AQ: I can't comment on the surround sound, but the audio through my stereo TV speakers was well-balanced and crisp, with dialogue sounding clearer than any previous version I've watched.
Extras: The minimal extras have been ported over from the previous DVD release. They comprise a 3-minute theatrical trailer, and the 30-minute vintage documentary "What is Brazil?".
So, if you can't play Region A discs then this is a far from disappointing alternative, and a fraction of the price of the Criterion disc. Dystopia has never been funnier.

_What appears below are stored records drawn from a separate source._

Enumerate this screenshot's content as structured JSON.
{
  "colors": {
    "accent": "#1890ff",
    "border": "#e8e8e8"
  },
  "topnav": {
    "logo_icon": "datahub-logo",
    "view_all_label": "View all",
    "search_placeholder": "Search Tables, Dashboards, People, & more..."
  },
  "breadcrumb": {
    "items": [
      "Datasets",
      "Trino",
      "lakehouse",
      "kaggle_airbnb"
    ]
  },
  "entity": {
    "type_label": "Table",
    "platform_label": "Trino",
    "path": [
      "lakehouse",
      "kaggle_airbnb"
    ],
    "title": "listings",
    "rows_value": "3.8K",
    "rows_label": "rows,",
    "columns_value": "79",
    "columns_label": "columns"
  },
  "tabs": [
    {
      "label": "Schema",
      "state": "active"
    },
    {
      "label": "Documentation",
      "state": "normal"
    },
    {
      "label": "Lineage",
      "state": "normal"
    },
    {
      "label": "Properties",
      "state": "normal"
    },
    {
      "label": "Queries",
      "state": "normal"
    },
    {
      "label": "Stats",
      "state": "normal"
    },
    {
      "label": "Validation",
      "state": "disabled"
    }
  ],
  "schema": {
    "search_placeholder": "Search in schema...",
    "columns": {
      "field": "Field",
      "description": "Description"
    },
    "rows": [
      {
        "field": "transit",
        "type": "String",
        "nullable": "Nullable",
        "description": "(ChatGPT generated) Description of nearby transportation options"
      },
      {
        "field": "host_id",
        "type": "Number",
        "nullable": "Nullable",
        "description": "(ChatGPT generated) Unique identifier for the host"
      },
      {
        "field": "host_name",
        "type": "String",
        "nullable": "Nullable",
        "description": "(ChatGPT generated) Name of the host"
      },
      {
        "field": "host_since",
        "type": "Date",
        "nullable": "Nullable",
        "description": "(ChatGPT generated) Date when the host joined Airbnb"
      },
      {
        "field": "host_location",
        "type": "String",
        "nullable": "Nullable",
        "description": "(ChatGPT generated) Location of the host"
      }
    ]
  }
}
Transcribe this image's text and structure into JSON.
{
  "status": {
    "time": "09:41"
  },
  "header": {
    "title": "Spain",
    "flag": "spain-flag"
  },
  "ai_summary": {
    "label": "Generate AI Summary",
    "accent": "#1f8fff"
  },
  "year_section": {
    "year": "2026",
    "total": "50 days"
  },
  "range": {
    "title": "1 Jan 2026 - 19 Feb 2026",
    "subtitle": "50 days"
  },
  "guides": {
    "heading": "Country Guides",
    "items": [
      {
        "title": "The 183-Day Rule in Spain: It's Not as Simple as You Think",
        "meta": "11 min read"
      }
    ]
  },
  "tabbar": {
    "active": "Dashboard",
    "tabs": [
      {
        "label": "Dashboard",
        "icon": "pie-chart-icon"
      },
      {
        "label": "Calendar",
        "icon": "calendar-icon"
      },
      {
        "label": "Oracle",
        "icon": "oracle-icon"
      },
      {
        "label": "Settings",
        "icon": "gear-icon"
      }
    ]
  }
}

Now the good news. If you like surrealist cinema, pitch black humour and bizarre imagery (think Lynch here), then this could well turn out to be one of your favourite films too. A sort of Gilliam vision of nineteen eighty four, the film depicts a futuristic society in which bureaucracy subjugates free will and peoples' lives become computer printouts. Love, as in 1984 is the enemy of the state, and Sam is the civil servant who commits the heinous crime of falling in love with a suspected terrorist. I won't spoil the ending, but it is both uplifting and devastating.
If you prefer straightforward story telling and narrative closure then you might prefer to avoid this film. Subjectively I would say this is one of only a few films that has left an enduring impression upon me.

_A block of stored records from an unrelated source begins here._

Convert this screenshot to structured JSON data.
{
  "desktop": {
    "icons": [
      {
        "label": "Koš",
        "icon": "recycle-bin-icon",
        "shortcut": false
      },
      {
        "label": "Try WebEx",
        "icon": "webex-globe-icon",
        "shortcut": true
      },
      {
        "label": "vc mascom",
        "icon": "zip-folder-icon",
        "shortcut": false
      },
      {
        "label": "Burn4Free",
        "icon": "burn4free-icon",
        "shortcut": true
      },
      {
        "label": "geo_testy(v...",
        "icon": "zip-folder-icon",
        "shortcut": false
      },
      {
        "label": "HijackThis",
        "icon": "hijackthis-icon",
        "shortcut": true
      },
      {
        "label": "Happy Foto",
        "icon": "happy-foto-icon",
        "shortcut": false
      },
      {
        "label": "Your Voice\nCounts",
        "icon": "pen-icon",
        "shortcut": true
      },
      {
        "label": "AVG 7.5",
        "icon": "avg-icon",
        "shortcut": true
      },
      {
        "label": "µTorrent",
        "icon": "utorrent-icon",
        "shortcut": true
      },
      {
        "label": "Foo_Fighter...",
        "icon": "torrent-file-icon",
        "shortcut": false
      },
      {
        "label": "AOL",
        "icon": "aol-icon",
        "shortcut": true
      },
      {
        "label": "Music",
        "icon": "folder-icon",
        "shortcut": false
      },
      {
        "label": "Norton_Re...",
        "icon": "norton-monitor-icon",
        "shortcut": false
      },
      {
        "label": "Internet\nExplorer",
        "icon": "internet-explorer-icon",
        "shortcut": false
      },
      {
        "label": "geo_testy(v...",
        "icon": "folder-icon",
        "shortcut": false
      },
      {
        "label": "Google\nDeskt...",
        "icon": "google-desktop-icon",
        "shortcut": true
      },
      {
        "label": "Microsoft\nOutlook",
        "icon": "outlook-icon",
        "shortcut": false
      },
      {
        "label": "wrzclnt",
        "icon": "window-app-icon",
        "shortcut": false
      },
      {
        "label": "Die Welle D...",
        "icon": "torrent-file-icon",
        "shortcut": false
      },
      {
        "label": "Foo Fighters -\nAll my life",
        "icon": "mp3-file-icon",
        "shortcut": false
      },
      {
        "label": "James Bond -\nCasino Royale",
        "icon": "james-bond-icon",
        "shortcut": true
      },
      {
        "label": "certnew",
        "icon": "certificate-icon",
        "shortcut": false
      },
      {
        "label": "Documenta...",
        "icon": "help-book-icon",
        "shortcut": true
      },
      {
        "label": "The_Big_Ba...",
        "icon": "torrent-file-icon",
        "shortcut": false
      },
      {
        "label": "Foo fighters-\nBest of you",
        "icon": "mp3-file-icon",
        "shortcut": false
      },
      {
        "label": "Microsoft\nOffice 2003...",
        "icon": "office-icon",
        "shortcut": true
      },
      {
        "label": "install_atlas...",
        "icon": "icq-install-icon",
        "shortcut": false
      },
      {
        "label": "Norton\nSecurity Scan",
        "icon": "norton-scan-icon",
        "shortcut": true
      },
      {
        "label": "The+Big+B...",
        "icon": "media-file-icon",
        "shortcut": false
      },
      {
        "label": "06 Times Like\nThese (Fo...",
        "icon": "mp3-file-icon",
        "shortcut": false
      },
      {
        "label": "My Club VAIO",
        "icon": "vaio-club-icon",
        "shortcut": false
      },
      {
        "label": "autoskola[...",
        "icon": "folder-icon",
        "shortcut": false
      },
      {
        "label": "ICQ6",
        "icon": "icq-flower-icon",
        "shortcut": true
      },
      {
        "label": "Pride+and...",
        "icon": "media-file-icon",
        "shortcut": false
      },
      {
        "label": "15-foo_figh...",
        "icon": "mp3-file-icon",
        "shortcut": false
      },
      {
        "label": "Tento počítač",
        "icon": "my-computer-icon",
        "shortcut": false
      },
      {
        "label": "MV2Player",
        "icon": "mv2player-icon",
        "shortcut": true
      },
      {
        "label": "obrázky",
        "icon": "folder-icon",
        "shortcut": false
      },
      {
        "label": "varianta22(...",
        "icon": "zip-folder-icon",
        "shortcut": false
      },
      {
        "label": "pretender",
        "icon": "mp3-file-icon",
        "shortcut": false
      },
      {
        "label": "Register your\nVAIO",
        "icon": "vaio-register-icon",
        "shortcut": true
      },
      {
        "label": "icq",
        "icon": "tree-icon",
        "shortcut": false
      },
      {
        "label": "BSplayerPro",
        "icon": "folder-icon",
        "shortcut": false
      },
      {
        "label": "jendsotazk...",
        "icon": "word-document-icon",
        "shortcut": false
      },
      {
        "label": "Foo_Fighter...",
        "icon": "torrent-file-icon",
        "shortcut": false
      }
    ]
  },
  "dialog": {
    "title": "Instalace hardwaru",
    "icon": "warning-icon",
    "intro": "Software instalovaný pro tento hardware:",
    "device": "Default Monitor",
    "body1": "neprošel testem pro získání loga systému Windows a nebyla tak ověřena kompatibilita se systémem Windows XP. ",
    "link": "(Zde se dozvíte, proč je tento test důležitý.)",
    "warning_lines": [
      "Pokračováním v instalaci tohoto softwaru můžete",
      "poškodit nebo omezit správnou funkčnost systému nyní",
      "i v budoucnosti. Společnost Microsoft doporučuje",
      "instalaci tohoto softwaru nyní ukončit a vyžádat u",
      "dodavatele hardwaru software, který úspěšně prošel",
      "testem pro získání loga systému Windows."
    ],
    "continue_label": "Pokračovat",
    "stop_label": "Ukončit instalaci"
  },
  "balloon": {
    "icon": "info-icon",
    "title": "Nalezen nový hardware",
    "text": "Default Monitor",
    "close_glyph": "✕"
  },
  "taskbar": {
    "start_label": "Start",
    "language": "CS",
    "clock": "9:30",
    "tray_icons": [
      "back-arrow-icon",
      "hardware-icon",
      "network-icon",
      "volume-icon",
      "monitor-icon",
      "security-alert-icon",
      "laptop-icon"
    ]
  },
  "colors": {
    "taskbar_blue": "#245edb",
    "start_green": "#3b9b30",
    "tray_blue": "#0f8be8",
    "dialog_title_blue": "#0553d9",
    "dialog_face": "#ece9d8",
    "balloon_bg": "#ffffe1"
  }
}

What I would have expected on a blu-ray released in 2011 is a decent soundtrack but all we get here is 2.0 Dolby stereo. The American release has a DTS Master lossless soundtrack but is the shortest cut of the film so it isn't really a decent alternative. It would appear that the best release is the French digibook which not only has nice packaging but boasts the longer 142 minute cut AND a DTS MA soundtrack. That said this UK release will set you back less than half of the sheckles required to import the french disc so if you're on a budget it is still worth the splurge, warts and all. Perfectionists however should head to Amazon Fr and pick up the digibook.
Most Recent Customer Reviews
This film is a classic cult film. Quality excellent on this dvdPublished 14 days ago by rockheadmag
Brilliant - seen it 6 times and still find phrases and scenes that thrill me.... superbly off the wall and although similar in theme to Orwell's 1984 - there are inspiring twists... Read morePublished 1 month ago by Echo
A hero who wants nothing. A system that invents terrorism. Pedantic idolatry. It is little wonder that this mesmerising intellectual feast never saw a 30th Anniversary blu ray... Read morePublished 4 months ago by ...
Showed a very dark future world but so funny in places....You can tell that one of the former Monty Pythons directed this cult film.Published 4 months ago by MR R Peachey
A legendary film and a superb blu-ray conversion. Viewed on a big-screen TV it's almost like being there.Published 5 months ago by Si
If you just want to sit and watch a film about a world gone mad, you have found the right place. Also great to make clueless friends watch it and laugh as their brains melt form... Read morePublished 6 months ago by Random Pygmy
Bob Hoskins and his assistant Heating Engineer's calling scene - funny stuff. Overall quite an exhausting film in which you feel Terry Jones wanted to get his way what ever. Read morePublished 6 months ago by Mr. G. D. Knight